■ What is needed
Count, in the entries, the lines with "move". Answer with the number only.

Data records for software interfaces:
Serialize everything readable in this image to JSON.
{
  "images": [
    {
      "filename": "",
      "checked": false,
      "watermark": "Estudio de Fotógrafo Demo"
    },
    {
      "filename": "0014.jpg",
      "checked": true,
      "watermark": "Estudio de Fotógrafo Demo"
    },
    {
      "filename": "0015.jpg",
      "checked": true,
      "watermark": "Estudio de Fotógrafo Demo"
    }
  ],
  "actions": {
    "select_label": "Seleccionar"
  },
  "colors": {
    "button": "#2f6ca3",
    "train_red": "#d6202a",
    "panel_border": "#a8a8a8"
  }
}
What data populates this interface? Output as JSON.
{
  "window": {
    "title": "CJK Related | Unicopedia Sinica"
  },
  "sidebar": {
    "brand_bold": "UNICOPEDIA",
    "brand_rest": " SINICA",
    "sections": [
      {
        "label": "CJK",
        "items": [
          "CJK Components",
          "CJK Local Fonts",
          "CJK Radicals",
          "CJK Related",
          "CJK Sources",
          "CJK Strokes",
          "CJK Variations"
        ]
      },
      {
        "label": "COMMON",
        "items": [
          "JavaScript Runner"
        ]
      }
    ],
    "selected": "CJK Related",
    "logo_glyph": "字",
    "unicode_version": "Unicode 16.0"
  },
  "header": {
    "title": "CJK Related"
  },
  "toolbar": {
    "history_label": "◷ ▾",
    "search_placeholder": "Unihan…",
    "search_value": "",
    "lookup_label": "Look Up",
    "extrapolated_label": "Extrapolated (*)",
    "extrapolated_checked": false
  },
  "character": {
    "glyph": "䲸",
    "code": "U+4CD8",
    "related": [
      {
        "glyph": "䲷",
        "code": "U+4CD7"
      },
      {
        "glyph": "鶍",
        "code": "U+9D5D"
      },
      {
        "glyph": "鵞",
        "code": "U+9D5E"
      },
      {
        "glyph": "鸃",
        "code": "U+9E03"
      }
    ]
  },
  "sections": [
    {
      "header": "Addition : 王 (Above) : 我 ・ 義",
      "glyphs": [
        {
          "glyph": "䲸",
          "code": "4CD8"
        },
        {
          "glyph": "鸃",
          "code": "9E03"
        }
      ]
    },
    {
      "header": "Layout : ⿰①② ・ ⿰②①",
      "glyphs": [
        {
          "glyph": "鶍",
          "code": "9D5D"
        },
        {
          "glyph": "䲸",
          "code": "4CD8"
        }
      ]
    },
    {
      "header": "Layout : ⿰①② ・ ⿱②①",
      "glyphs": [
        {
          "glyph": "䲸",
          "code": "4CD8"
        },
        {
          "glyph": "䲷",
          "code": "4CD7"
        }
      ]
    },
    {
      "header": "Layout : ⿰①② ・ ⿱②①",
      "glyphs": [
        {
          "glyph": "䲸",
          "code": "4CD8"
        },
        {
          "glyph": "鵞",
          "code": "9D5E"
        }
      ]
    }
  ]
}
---
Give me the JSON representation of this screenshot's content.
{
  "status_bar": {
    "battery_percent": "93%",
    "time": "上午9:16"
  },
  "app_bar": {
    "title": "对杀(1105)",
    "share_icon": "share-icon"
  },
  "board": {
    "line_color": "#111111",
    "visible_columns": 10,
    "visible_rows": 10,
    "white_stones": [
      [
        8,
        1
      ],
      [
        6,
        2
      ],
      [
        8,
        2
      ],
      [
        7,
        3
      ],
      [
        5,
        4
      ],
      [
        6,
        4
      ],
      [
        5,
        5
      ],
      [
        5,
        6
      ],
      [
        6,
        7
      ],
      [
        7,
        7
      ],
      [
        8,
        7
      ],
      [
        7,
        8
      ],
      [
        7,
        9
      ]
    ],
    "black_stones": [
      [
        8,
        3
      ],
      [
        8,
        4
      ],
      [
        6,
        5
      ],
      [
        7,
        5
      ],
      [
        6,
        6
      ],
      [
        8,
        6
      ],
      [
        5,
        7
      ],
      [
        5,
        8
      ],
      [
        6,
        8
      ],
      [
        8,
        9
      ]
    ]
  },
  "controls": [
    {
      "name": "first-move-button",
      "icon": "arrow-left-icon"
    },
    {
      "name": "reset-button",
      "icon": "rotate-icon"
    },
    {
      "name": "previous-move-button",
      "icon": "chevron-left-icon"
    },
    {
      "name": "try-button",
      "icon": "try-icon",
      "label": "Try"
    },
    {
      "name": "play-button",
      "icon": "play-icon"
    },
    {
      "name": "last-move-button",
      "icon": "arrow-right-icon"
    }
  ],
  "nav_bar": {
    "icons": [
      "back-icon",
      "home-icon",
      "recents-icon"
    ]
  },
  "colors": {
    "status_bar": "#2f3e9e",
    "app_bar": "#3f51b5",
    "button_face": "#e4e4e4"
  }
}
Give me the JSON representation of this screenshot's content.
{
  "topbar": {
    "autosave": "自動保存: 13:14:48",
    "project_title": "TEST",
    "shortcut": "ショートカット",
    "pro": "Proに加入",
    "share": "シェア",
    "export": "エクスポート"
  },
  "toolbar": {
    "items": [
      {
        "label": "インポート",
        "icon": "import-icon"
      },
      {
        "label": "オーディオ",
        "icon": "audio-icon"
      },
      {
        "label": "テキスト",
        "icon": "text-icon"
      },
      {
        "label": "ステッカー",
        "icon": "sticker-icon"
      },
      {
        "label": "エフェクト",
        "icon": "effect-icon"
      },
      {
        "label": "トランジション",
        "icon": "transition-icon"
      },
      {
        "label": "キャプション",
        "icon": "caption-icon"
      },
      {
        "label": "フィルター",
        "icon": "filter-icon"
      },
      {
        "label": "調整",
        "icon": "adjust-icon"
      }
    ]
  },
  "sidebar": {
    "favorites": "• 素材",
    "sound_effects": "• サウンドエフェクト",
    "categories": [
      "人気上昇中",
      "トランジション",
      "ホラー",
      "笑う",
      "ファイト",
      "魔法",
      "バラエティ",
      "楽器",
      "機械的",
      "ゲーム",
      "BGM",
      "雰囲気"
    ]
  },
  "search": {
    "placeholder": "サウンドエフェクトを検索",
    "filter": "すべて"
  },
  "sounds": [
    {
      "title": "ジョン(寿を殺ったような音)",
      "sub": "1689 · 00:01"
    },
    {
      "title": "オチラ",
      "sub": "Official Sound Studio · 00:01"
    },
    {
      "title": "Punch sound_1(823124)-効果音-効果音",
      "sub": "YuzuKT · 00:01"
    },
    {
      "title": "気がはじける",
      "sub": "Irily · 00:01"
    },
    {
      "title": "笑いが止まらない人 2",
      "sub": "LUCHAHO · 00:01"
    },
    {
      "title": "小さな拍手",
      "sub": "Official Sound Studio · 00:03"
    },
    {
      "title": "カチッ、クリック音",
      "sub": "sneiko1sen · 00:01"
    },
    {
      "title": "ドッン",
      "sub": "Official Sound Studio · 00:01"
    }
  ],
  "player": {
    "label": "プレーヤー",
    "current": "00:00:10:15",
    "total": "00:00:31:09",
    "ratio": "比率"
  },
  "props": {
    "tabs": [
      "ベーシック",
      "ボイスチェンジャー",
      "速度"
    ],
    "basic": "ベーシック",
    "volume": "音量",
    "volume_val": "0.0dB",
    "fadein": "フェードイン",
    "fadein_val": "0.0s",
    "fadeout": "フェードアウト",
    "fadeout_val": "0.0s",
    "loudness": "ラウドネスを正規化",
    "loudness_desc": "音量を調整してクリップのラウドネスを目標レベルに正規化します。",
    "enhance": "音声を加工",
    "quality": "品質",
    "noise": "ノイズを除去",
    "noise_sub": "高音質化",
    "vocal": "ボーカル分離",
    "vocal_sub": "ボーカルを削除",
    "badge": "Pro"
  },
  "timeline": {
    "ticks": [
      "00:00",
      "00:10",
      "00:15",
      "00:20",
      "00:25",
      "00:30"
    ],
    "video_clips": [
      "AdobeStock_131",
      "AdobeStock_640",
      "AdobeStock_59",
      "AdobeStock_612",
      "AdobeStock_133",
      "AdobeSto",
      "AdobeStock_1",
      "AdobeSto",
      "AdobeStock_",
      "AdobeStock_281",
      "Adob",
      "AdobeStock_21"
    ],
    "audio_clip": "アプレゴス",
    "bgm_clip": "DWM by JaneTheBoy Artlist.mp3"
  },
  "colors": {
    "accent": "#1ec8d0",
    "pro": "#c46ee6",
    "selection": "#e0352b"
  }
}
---
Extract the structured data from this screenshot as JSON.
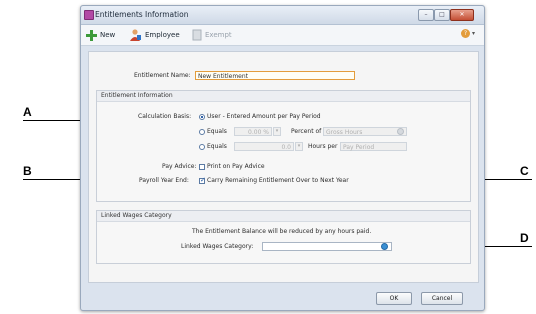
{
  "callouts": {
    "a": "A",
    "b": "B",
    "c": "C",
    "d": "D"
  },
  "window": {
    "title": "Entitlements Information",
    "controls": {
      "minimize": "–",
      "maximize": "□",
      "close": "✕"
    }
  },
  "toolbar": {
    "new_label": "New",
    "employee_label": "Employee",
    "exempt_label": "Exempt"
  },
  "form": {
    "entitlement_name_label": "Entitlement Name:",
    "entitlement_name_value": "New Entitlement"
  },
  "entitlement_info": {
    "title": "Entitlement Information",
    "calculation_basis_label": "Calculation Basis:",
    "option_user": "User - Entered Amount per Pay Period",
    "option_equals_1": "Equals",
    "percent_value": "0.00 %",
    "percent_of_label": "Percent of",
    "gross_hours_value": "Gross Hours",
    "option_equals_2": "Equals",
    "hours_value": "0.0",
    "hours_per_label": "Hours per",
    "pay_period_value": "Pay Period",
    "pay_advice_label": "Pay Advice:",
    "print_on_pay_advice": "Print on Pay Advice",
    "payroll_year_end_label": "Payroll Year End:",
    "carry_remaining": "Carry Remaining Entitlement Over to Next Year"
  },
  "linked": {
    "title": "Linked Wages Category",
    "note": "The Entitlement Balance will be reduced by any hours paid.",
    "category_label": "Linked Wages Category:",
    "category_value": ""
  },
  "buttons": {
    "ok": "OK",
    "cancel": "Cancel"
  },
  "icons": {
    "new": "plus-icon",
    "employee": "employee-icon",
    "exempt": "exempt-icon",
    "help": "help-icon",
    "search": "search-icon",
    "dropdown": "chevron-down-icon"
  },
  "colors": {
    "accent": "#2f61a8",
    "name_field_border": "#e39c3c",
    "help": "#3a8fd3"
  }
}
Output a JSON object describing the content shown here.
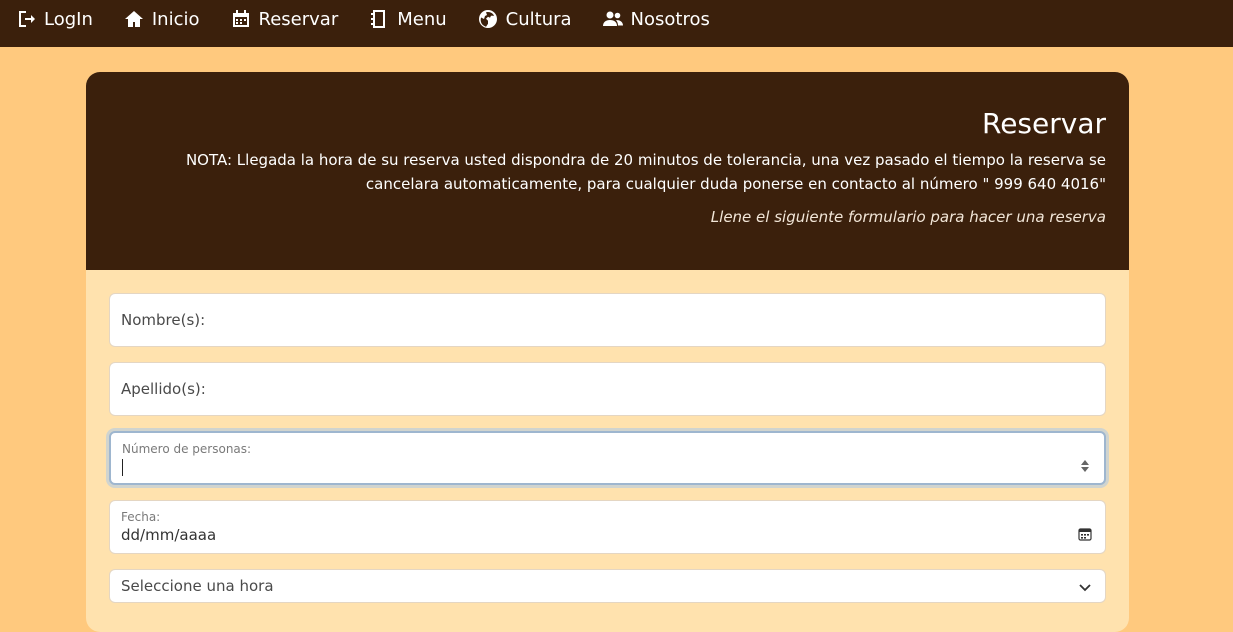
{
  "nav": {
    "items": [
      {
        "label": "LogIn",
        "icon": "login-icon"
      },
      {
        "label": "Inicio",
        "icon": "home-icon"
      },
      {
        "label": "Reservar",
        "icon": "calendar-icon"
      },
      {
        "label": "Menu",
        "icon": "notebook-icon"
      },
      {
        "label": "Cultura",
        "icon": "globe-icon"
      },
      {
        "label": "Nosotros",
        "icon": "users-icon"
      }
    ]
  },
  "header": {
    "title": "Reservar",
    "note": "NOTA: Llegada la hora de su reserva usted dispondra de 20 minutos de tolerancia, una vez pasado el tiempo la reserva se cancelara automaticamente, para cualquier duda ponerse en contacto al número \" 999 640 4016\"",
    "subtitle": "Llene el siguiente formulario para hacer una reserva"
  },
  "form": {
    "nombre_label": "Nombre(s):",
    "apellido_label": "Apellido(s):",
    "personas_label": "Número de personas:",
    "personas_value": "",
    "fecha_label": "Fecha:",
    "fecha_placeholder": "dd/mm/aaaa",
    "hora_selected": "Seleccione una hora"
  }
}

■ Answer to this task
3